• Saved data entries
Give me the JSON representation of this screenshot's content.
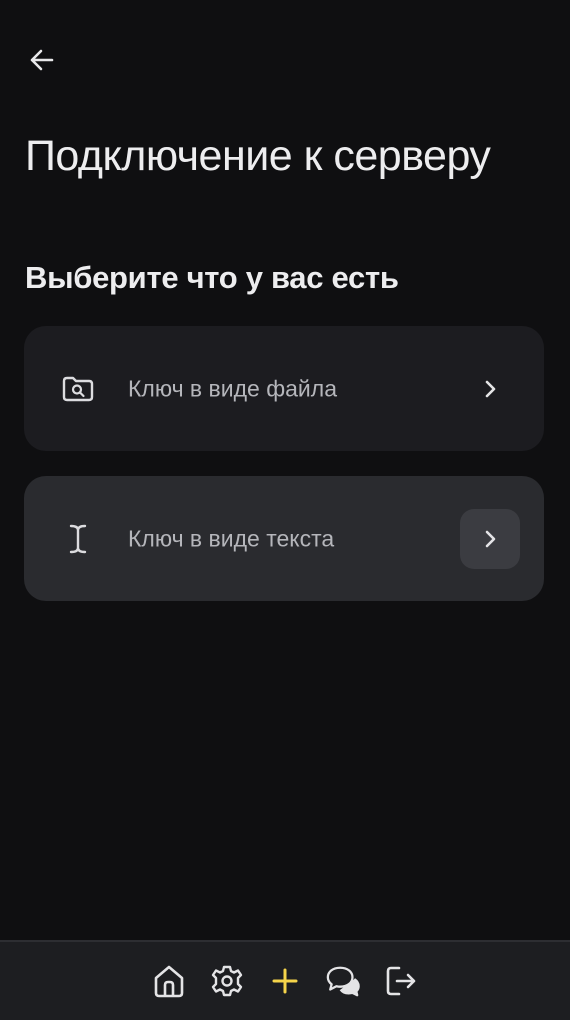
{
  "header": {
    "back_icon": "arrow-left-icon"
  },
  "page": {
    "title": "Подключение к серверу",
    "section_title": "Выберите что у вас есть"
  },
  "options": [
    {
      "label": "Ключ в виде файла",
      "icon": "folder-search-icon"
    },
    {
      "label": "Ключ в виде текста",
      "icon": "text-cursor-icon"
    }
  ],
  "bottom_nav": {
    "items": [
      {
        "icon": "home-icon"
      },
      {
        "icon": "gear-icon"
      },
      {
        "icon": "plus-icon"
      },
      {
        "icon": "chat-icon"
      },
      {
        "icon": "logout-icon"
      }
    ]
  },
  "colors": {
    "background": "#0f0f11",
    "card": "#1c1c20",
    "card_selected": "#2a2b2f",
    "accent": "#f5d44a",
    "text": "#ededef",
    "muted_text": "#b5b6bb"
  }
}
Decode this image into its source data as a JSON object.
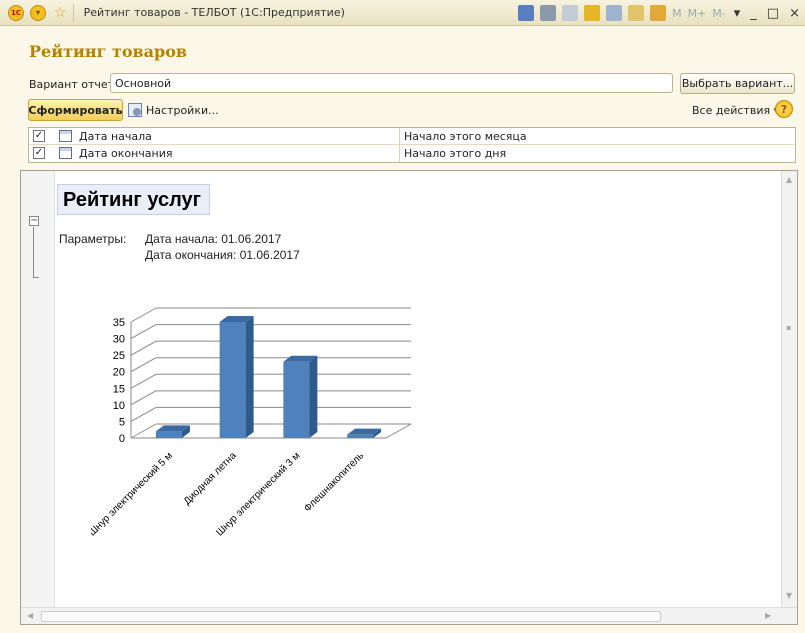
{
  "window": {
    "title": "Рейтинг товаров - ТЕЛБОТ  (1С:Предприятие)",
    "toolbar_letters": [
      "M",
      "M+",
      "M-"
    ]
  },
  "header": {
    "page_title": "Рейтинг товаров",
    "variant_label": "Вариант отчета:",
    "variant_value": "Основной",
    "select_variant_label": "Выбрать вариант...",
    "generate_label": "Сформировать",
    "settings_label": "Настройки...",
    "all_actions_label": "Все действия ▾"
  },
  "settings": {
    "rows": [
      {
        "checked": "✓",
        "name": "Дата начала",
        "value": "Начало этого месяца"
      },
      {
        "checked": "✓",
        "name": "Дата окончания",
        "value": "Начало этого дня"
      }
    ]
  },
  "report": {
    "title": "Рейтинг услуг",
    "params_label": "Параметры:",
    "param_start": "Дата начала: 01.06.2017",
    "param_end": "Дата окончания: 01.06.2017"
  },
  "colors": {
    "bar_front": "#4f81bd",
    "bar_side": "#2f5a8c",
    "bar_top": "#3b6aa3",
    "title_gold": "#b38200"
  },
  "chart_data": {
    "type": "bar",
    "categories": [
      "Шнур электрический 5 м",
      "Диодная летна",
      "Шнур электрический 3 м",
      "Флешнакопитель"
    ],
    "values": [
      2,
      35,
      23,
      1
    ],
    "ylim": [
      0,
      35
    ],
    "yticks": [
      0,
      5,
      10,
      15,
      20,
      25,
      30,
      35
    ],
    "grid": true
  }
}
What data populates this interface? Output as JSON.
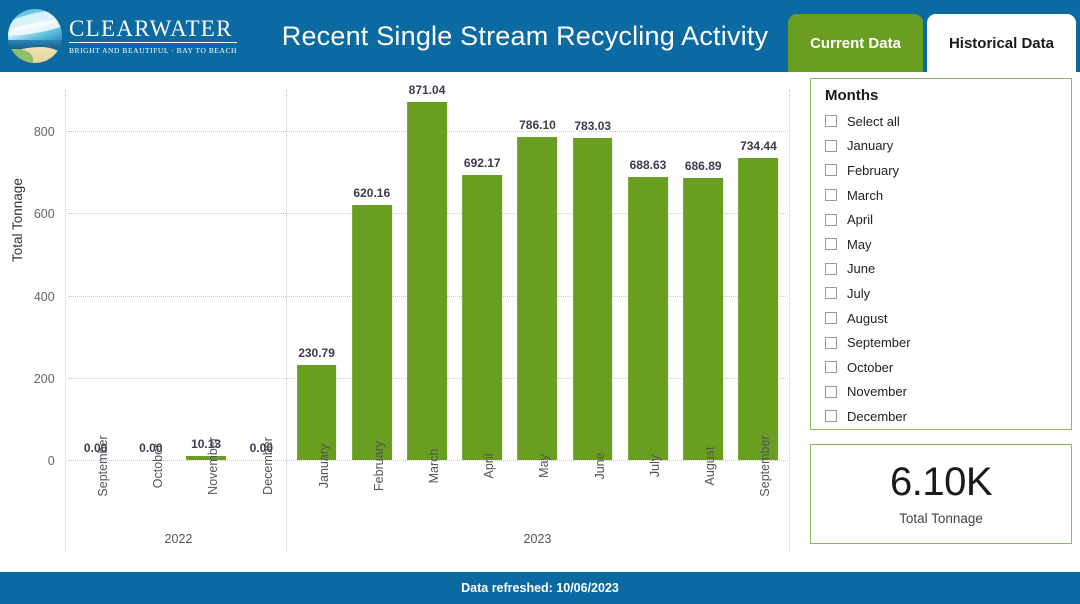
{
  "header": {
    "title": "Recent Single Stream Recycling Activity",
    "logo": {
      "name": "CLEARWATER",
      "tagline": "BRIGHT AND BEAUTIFUL · BAY TO BEACH"
    },
    "tabs": [
      {
        "label": "Current Data",
        "active": true
      },
      {
        "label": "Historical Data",
        "active": false
      }
    ],
    "bg_color": "#0a6aa1"
  },
  "chart_data": {
    "type": "bar",
    "title": "",
    "xlabel": "",
    "ylabel": "Total Tonnage",
    "ylim": [
      0,
      900
    ],
    "yticks": [
      0,
      200,
      400,
      600,
      800
    ],
    "grid": true,
    "legend": false,
    "bar_color": "#6a9e21",
    "categories": [
      "September",
      "October",
      "November",
      "December",
      "January",
      "February",
      "March",
      "April",
      "May",
      "June",
      "July",
      "August",
      "September"
    ],
    "values": [
      0.0,
      0.0,
      10.13,
      0.0,
      230.79,
      620.16,
      871.04,
      692.17,
      786.1,
      783.03,
      688.63,
      686.89,
      734.44
    ],
    "value_labels": [
      "0.00",
      "0.00",
      "10.13",
      "0.00",
      "230.79",
      "620.16",
      "871.04",
      "692.17",
      "786.10",
      "783.03",
      "688.63",
      "686.89",
      "734.44"
    ],
    "groups": [
      {
        "label": "2022",
        "start": 0,
        "count": 4
      },
      {
        "label": "2023",
        "start": 4,
        "count": 9
      }
    ]
  },
  "slicer": {
    "title": "Months",
    "items": [
      {
        "label": "Select all",
        "checked": false
      },
      {
        "label": "January",
        "checked": false
      },
      {
        "label": "February",
        "checked": false
      },
      {
        "label": "March",
        "checked": false
      },
      {
        "label": "April",
        "checked": false
      },
      {
        "label": "May",
        "checked": false
      },
      {
        "label": "June",
        "checked": false
      },
      {
        "label": "July",
        "checked": false
      },
      {
        "label": "August",
        "checked": false
      },
      {
        "label": "September",
        "checked": false
      },
      {
        "label": "October",
        "checked": false
      },
      {
        "label": "November",
        "checked": false
      },
      {
        "label": "December",
        "checked": false
      }
    ],
    "border_color": "#8fb860"
  },
  "kpi": {
    "value": "6.10K",
    "label": "Total Tonnage",
    "border_color": "#8fb860"
  },
  "footer": {
    "text": "Data refreshed: 10/06/2023"
  }
}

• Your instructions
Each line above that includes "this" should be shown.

• Problem solution
Give me the JSON representation of this screenshot's content.
Decode this image into its source data as a JSON object.
What data populates this interface? Output as JSON.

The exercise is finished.